=== Action item ===
Nothing but the exact text of the entries should appear in your answer; pictures stay out.

=== Records provided ===
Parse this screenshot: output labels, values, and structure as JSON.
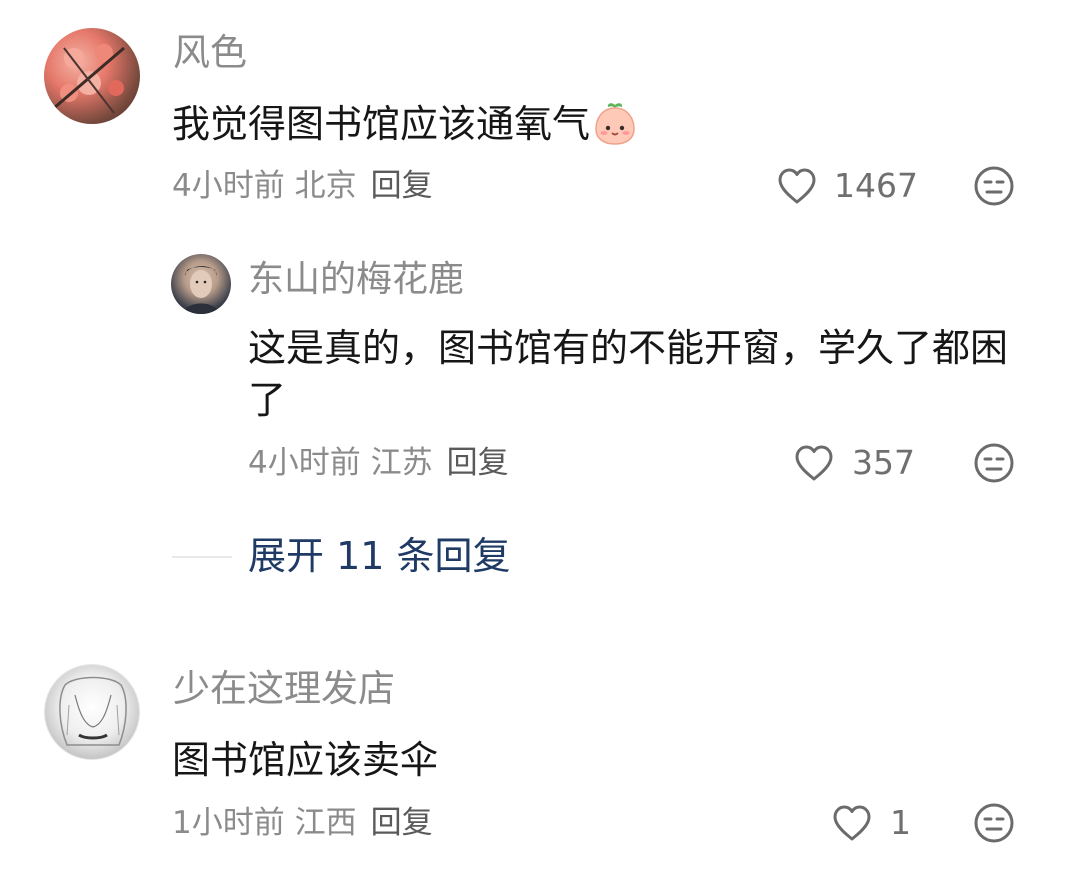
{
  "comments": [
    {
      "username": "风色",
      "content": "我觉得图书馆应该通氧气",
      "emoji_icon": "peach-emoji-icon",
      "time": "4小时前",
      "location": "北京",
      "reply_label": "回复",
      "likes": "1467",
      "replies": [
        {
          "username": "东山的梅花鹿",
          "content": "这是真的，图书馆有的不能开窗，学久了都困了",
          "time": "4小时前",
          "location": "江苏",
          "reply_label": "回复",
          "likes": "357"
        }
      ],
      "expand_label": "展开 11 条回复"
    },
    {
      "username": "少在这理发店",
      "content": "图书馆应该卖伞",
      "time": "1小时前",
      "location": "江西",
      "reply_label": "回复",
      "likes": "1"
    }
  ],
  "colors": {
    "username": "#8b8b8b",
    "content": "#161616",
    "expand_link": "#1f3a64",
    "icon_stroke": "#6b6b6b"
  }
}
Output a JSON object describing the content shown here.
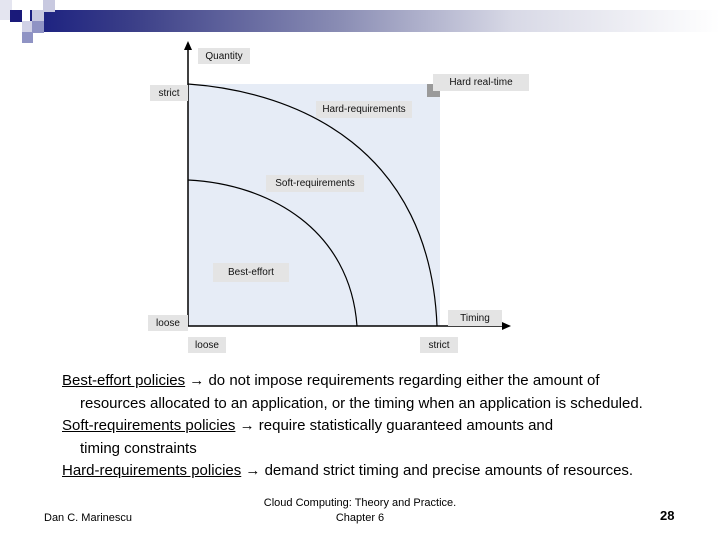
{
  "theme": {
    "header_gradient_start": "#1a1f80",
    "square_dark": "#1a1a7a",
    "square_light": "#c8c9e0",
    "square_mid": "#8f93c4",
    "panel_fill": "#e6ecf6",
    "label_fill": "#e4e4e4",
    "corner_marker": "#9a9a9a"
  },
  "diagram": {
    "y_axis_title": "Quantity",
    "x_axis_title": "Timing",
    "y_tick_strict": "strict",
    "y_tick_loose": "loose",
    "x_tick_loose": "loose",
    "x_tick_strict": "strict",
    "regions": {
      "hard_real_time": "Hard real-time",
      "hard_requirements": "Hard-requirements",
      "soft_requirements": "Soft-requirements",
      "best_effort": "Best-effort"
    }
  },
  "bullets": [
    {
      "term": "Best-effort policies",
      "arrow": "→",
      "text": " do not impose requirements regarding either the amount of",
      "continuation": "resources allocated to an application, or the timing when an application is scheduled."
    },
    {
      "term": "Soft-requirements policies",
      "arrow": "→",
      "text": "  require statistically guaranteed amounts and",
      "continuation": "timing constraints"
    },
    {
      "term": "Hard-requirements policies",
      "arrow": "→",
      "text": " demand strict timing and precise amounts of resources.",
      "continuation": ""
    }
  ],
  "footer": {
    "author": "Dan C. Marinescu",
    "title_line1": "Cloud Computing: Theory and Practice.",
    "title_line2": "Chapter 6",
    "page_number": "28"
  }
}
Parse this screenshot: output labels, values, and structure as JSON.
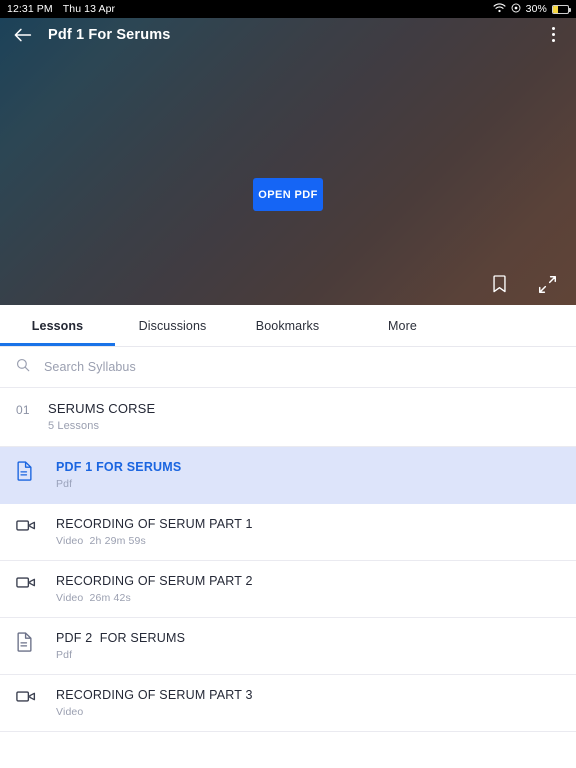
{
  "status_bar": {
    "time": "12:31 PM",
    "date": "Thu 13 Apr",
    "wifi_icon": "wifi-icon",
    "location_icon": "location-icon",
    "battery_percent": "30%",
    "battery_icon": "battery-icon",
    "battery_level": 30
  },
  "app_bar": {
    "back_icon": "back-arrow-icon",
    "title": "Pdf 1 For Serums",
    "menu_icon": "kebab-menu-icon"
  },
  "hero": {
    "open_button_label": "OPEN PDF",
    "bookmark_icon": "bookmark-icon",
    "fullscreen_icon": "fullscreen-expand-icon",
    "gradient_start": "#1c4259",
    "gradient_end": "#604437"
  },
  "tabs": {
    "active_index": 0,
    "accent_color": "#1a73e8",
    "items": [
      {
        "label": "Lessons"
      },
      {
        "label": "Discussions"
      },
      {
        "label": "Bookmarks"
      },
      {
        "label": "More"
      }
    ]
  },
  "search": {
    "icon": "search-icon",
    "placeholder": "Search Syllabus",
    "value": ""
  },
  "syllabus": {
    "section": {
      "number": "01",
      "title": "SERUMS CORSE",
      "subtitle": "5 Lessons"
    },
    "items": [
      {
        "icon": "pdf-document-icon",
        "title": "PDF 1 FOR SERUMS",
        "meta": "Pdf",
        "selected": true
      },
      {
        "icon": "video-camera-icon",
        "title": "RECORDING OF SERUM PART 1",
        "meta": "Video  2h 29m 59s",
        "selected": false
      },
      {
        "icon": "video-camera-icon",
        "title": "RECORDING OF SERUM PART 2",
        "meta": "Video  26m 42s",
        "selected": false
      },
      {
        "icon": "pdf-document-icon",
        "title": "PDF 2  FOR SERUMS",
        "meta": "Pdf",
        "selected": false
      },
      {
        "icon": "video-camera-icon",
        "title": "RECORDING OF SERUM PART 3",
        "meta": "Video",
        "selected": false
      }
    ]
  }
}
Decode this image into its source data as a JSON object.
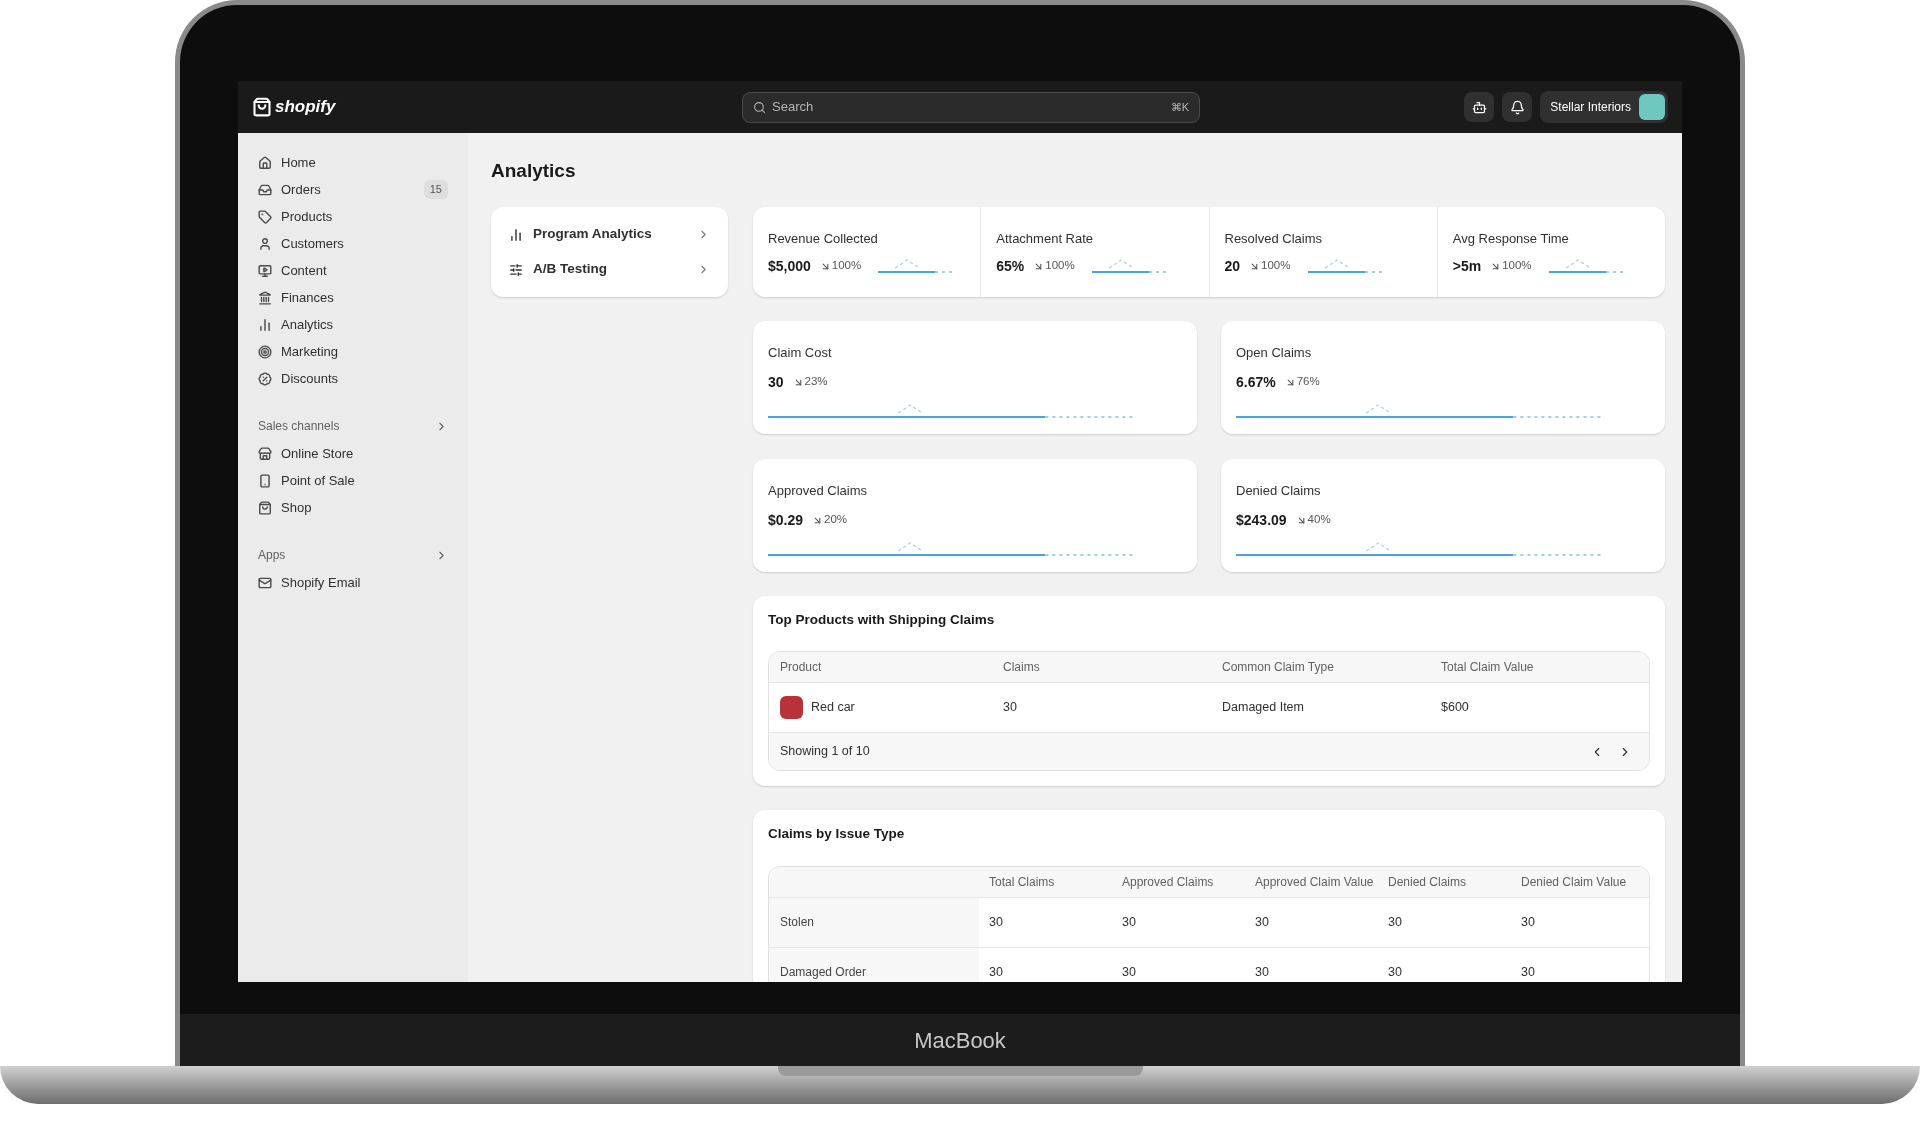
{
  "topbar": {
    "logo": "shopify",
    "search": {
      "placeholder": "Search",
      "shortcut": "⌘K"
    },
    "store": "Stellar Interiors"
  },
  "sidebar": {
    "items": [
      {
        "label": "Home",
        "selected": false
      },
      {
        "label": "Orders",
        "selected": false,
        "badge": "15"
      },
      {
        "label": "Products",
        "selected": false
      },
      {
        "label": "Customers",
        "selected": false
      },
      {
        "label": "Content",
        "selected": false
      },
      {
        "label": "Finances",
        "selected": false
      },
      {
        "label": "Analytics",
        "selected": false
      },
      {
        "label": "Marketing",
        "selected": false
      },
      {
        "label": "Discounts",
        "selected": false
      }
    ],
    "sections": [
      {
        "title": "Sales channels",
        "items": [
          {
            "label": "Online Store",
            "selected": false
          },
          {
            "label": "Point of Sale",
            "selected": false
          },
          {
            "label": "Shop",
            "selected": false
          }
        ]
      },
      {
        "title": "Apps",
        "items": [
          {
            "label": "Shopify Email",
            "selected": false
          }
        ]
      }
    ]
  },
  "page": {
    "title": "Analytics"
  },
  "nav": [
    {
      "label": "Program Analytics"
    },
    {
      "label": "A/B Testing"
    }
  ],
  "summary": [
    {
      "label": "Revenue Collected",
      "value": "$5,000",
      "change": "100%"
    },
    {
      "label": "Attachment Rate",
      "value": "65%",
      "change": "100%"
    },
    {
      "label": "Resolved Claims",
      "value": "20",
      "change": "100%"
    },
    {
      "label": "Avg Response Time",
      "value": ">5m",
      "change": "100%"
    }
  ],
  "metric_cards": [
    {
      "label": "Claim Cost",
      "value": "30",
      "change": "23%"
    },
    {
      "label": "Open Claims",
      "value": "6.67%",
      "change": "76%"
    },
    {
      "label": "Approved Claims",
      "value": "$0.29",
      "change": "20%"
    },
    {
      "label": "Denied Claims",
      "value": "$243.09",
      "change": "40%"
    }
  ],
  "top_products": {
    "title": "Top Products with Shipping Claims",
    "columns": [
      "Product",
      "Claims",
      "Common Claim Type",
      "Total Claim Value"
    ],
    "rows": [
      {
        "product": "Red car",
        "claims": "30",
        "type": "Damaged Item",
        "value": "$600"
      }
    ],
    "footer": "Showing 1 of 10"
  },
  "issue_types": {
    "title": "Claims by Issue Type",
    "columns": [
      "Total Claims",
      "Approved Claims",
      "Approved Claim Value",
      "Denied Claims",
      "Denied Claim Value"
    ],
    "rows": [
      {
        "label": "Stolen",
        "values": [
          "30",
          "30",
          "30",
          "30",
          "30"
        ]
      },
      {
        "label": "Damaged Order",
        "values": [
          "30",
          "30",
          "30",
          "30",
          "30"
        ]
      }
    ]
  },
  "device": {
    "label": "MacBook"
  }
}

=== Solution for this exercise ===
Parse this screenshot: output labels, values, and structure as JSON.
{
  "comments": [
    {
      "username": "风色",
      "content": "我觉得图书馆应该通氧气",
      "emoji_icon": "peach-emoji-icon",
      "time": "4小时前",
      "location": "北京",
      "reply_label": "回复",
      "likes": "1467",
      "replies": [
        {
          "username": "东山的梅花鹿",
          "content": "这是真的，图书馆有的不能开窗，学久了都困了",
          "time": "4小时前",
          "location": "江苏",
          "reply_label": "回复",
          "likes": "357"
        }
      ],
      "expand_label": "展开 11 条回复"
    },
    {
      "username": "少在这理发店",
      "content": "图书馆应该卖伞",
      "time": "1小时前",
      "location": "江西",
      "reply_label": "回复",
      "likes": "1"
    }
  ],
  "colors": {
    "username": "#8b8b8b",
    "content": "#161616",
    "expand_link": "#1f3a64",
    "icon_stroke": "#6b6b6b"
  }
}
Output a JSON object describing the content shown here.
{
  "theme": {
    "header_gradient_start": "#1a1f80",
    "square_dark": "#1a1a7a",
    "square_light": "#c8c9e0",
    "square_mid": "#8f93c4",
    "panel_fill": "#e6ecf6",
    "label_fill": "#e4e4e4",
    "corner_marker": "#9a9a9a"
  },
  "diagram": {
    "y_axis_title": "Quantity",
    "x_axis_title": "Timing",
    "y_tick_strict": "strict",
    "y_tick_loose": "loose",
    "x_tick_loose": "loose",
    "x_tick_strict": "strict",
    "regions": {
      "hard_real_time": "Hard real-time",
      "hard_requirements": "Hard-requirements",
      "soft_requirements": "Soft-requirements",
      "best_effort": "Best-effort"
    }
  },
  "bullets": [
    {
      "term": "Best-effort policies",
      "arrow": "→",
      "text": " do not impose requirements regarding either the amount of",
      "continuation": "resources allocated to an application, or the timing when an application is scheduled."
    },
    {
      "term": "Soft-requirements policies",
      "arrow": "→",
      "text": "  require statistically guaranteed amounts and",
      "continuation": "timing constraints"
    },
    {
      "term": "Hard-requirements policies",
      "arrow": "→",
      "text": " demand strict timing and precise amounts of resources.",
      "continuation": ""
    }
  ],
  "footer": {
    "author": "Dan C. Marinescu",
    "title_line1": "Cloud Computing: Theory and Practice.",
    "title_line2": "Chapter 6",
    "page_number": "28"
  }
}
Parse this screenshot: output labels, values, and structure as JSON.
{
  "status_bar": {
    "time": "12:31 PM",
    "date": "Thu 13 Apr",
    "wifi_icon": "wifi-icon",
    "location_icon": "location-icon",
    "battery_percent": "30%",
    "battery_icon": "battery-icon",
    "battery_level": 30
  },
  "app_bar": {
    "back_icon": "back-arrow-icon",
    "title": "Pdf 1 For Serums",
    "menu_icon": "kebab-menu-icon"
  },
  "hero": {
    "open_button_label": "OPEN PDF",
    "bookmark_icon": "bookmark-icon",
    "fullscreen_icon": "fullscreen-expand-icon",
    "gradient_start": "#1c4259",
    "gradient_end": "#604437"
  },
  "tabs": {
    "active_index": 0,
    "accent_color": "#1a73e8",
    "items": [
      {
        "label": "Lessons"
      },
      {
        "label": "Discussions"
      },
      {
        "label": "Bookmarks"
      },
      {
        "label": "More"
      }
    ]
  },
  "search": {
    "icon": "search-icon",
    "placeholder": "Search Syllabus",
    "value": ""
  },
  "syllabus": {
    "section": {
      "number": "01",
      "title": "SERUMS CORSE",
      "subtitle": "5 Lessons"
    },
    "items": [
      {
        "icon": "pdf-document-icon",
        "title": "PDF 1 FOR SERUMS",
        "meta": "Pdf",
        "selected": true
      },
      {
        "icon": "video-camera-icon",
        "title": "RECORDING OF SERUM PART 1",
        "meta": "Video  2h 29m 59s",
        "selected": false
      },
      {
        "icon": "video-camera-icon",
        "title": "RECORDING OF SERUM PART 2",
        "meta": "Video  26m 42s",
        "selected": false
      },
      {
        "icon": "pdf-document-icon",
        "title": "PDF 2  FOR SERUMS",
        "meta": "Pdf",
        "selected": false
      },
      {
        "icon": "video-camera-icon",
        "title": "RECORDING OF SERUM PART 3",
        "meta": "Video",
        "selected": false
      }
    ]
  }
}
Decode this image into its source data as a JSON object.
{
  "topbar": {
    "logo": "shopify",
    "search": {
      "placeholder": "Search",
      "shortcut": "⌘K"
    },
    "store": "Stellar Interiors"
  },
  "sidebar": {
    "items": [
      {
        "label": "Home",
        "selected": false
      },
      {
        "label": "Orders",
        "selected": false,
        "badge": "15"
      },
      {
        "label": "Products",
        "selected": false
      },
      {
        "label": "Customers",
        "selected": false
      },
      {
        "label": "Content",
        "selected": false
      },
      {
        "label": "Finances",
        "selected": false
      },
      {
        "label": "Analytics",
        "selected": false
      },
      {
        "label": "Marketing",
        "selected": false
      },
      {
        "label": "Discounts",
        "selected": false
      }
    ],
    "sections": [
      {
        "title": "Sales channels",
        "items": [
          {
            "label": "Online Store",
            "selected": false
          },
          {
            "label": "Point of Sale",
            "selected": false
          },
          {
            "label": "Shop",
            "selected": false
          }
        ]
      },
      {
        "title": "Apps",
        "items": [
          {
            "label": "Shopify Email",
            "selected": false
          }
        ]
      }
    ]
  },
  "page": {
    "title": "Analytics"
  },
  "nav": [
    {
      "label": "Program Analytics"
    },
    {
      "label": "A/B Testing"
    }
  ],
  "summary": [
    {
      "label": "Revenue Collected",
      "value": "$5,000",
      "change": "100%"
    },
    {
      "label": "Attachment Rate",
      "value": "65%",
      "change": "100%"
    },
    {
      "label": "Resolved Claims",
      "value": "20",
      "change": "100%"
    },
    {
      "label": "Avg Response Time",
      "value": ">5m",
      "change": "100%"
    }
  ],
  "metric_cards": [
    {
      "label": "Claim Cost",
      "value": "30",
      "change": "23%"
    },
    {
      "label": "Open Claims",
      "value": "6.67%",
      "change": "76%"
    },
    {
      "label": "Approved Claims",
      "value": "$0.29",
      "change": "20%"
    },
    {
      "label": "Denied Claims",
      "value": "$243.09",
      "change": "40%"
    }
  ],
  "top_products": {
    "title": "Top Products with Shipping Claims",
    "columns": [
      "Product",
      "Claims",
      "Common Claim Type",
      "Total Claim Value"
    ],
    "rows": [
      {
        "product": "Red car",
        "claims": "30",
        "type": "Damaged Item",
        "value": "$600"
      }
    ],
    "footer": "Showing 1 of 10"
  },
  "issue_types": {
    "title": "Claims by Issue Type",
    "columns": [
      "Total Claims",
      "Approved Claims",
      "Approved Claim Value",
      "Denied Claims",
      "Denied Claim Value"
    ],
    "rows": [
      {
        "label": "Stolen",
        "values": [
          "30",
          "30",
          "30",
          "30",
          "30"
        ]
      },
      {
        "label": "Damaged Order",
        "values": [
          "30",
          "30",
          "30",
          "30",
          "30"
        ]
      }
    ]
  },
  "device": {
    "label": "MacBook"
  }
}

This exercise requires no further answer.